We took an old rickety city bus back to the main plaza and walked around the streets to find another restaurant to eat supper. We found a cute little pizzeria and stopped in to order a pie. It was one of the best I have eaten so far on our trip and we ended up ordering another one because we were still hungry and it was so good! Interestingly, as we sat there, we watched the young boys of 8-10 years who sell Chiclet gum on the streets come in. They would sit at the bar, order a glass of chocolate milk, shoot it back like it was a shot, pay for it and out they would go again. They would occasionally trade in the small change they had made for a bigger bill. It was a great system for the restaurant and them. The restaurant would get much needed change which no one in these South American countries ever seems to have and the kids are not weighed down with a large amount of coins. The last boy, a bit older than the rest to come in, blew us away. He had wads of 10bs and was exchanging them for 100s. He must have been a ringleader of the group and was getting a cut. It was so weird to see him with so much money. 

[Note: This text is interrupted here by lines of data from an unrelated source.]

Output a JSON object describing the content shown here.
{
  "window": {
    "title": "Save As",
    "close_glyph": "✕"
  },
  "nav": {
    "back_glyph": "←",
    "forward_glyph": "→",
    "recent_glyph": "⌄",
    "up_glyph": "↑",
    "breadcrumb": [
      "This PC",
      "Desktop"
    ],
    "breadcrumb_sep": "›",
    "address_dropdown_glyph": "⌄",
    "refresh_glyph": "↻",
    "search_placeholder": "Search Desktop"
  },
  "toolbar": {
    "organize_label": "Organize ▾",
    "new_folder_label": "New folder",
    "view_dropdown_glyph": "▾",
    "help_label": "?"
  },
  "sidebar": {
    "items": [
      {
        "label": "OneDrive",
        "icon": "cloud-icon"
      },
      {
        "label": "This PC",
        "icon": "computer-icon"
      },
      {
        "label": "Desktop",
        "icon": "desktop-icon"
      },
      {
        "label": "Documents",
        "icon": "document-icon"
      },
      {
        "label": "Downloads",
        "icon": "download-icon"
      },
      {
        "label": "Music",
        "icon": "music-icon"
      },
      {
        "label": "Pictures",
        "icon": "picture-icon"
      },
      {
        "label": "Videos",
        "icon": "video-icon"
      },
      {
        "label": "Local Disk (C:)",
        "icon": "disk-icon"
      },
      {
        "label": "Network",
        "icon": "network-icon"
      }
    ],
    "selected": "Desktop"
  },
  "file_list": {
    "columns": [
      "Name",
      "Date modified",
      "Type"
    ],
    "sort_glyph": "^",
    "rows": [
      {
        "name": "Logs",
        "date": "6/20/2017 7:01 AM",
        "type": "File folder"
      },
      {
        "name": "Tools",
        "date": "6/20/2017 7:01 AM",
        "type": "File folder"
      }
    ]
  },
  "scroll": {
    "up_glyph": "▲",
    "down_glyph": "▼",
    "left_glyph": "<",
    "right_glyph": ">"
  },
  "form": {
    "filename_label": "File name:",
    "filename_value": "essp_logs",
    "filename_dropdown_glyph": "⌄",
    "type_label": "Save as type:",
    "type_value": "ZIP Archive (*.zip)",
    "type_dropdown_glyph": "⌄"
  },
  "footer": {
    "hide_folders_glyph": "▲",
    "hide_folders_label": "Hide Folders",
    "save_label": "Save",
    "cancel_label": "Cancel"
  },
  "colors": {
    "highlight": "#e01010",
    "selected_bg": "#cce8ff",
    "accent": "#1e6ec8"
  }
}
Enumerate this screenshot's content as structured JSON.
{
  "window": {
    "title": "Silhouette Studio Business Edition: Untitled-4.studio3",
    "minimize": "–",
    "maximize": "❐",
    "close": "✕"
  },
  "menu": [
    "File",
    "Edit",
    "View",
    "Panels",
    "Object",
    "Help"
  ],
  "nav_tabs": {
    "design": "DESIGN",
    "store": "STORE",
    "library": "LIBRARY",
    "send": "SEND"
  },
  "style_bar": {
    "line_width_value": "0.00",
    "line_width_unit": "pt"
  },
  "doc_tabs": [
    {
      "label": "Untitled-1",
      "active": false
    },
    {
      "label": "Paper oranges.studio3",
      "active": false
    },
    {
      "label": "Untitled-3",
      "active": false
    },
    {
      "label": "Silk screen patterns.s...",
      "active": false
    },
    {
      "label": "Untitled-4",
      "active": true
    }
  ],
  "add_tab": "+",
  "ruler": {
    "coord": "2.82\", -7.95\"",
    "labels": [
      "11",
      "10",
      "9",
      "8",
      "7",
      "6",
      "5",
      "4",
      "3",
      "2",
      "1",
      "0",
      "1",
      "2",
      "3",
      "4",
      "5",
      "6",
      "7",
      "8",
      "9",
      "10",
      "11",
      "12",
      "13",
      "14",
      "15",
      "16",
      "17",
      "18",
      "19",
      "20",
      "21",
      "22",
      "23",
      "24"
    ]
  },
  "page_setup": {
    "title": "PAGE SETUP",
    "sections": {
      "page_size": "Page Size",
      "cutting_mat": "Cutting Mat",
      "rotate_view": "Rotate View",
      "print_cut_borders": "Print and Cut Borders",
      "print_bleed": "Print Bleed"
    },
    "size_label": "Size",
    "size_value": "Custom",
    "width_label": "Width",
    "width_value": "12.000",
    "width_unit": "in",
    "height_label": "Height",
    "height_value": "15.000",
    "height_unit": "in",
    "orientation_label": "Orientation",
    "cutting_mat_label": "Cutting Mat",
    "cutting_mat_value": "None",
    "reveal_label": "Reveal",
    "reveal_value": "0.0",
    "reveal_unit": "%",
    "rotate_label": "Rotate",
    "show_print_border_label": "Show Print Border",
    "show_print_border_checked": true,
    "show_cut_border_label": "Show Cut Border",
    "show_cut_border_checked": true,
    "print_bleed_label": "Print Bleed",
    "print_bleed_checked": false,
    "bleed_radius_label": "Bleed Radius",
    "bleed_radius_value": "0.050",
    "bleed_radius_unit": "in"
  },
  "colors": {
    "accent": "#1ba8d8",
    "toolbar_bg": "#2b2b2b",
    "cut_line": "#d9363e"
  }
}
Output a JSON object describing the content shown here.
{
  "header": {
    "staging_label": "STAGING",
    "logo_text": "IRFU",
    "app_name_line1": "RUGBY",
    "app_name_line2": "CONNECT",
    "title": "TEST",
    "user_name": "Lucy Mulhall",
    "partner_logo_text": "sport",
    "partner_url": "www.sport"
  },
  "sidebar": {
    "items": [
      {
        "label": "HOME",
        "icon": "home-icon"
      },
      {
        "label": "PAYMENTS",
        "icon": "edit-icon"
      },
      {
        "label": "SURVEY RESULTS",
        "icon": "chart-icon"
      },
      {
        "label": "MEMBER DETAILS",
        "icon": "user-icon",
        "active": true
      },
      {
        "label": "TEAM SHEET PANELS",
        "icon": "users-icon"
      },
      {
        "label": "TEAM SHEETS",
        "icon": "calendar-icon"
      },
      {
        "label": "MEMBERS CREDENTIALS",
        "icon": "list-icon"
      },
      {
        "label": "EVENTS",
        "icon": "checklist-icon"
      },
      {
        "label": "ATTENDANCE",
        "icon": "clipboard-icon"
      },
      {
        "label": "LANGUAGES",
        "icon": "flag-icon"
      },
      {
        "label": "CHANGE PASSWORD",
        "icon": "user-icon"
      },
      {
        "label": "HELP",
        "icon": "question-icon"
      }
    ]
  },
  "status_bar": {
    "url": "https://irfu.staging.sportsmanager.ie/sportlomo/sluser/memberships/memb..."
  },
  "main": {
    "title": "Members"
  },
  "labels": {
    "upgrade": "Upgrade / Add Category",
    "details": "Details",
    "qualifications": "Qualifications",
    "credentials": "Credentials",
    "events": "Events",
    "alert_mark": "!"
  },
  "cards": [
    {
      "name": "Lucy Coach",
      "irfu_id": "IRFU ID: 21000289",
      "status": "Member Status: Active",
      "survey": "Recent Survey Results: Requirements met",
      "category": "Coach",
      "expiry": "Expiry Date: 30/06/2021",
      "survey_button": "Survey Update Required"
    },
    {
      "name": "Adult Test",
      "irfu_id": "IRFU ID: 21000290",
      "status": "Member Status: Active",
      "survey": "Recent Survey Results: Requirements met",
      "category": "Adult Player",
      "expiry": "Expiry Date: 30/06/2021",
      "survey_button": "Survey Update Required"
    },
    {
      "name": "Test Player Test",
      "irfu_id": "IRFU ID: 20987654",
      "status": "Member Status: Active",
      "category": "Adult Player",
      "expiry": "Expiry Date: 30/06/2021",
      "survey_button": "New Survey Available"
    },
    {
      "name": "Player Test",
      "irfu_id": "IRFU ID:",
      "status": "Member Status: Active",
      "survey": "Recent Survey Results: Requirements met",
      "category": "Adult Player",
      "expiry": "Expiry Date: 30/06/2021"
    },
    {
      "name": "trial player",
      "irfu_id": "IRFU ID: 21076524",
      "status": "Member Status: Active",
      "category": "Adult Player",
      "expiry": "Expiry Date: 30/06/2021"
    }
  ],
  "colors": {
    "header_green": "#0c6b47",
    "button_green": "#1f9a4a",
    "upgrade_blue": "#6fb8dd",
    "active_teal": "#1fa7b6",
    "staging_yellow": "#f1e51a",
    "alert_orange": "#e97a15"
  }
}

We returned to our room to wait for Nina and Matt. They had to make sure the kids ate their supper, brushed their teeth and were put to bed before they could join us for the evening?s revelries. At 10 we headed out looking for a nice place to spend the next few hours. Matt had an idea of where he wanted to go so we followed him past the plaza, past the gringo filled streets, to the modern area of town called The Prado. We couldn?t believe how nice it was. When we had started to travel in Bolivia we always heard how it was the poorest country in South American, how there was only poverty, how the food was bad, etc. In all our travels in this country, yes we have seen poverty but we?ve had nothing but good food and have seen some beautiful places, but this place took the cake. I felt like we were back in Ottawa. Modern restaurant filled with people after another lined the palm-tree filled Avenida Ballivan. We stopped at a restaurant and ordered beer and wine and people-watched for a couple of hours. Near our table, 4 men had finished drinking the 40oz bottle of whiskey they had bought. One of them was slumped over the table, with the other three being visibly drunk. They picked up the passed out guy, they walked out of the restaurant, and in front of a police, got into their car and drove away. We certainly weren?t in Canada. 

Near midnight we decided to head down a couple of restaurants to maybe get a bit of a dessert to celebrate. Well, we were pleased to find out that it was also a sushi restaurant. Kevin and I ordered a delicious Miso soup as well as some sushi. It was so good! So when midnight struck, we were in a sushi restaurant, in the third largest city of the poorest country in South America, celebrating with friends from Portland, Oregon, who worked in an orphanage while outside hundreds of fireworks were being set off and a marching band struck up a jubilant song. Never in a million years could I have predicted this night. At about 2 AM, we finally paid the bill and headed our separate ways to catch some much needed sleep. 

Happy 2008 to Everyone! We hope you have a fantastic year.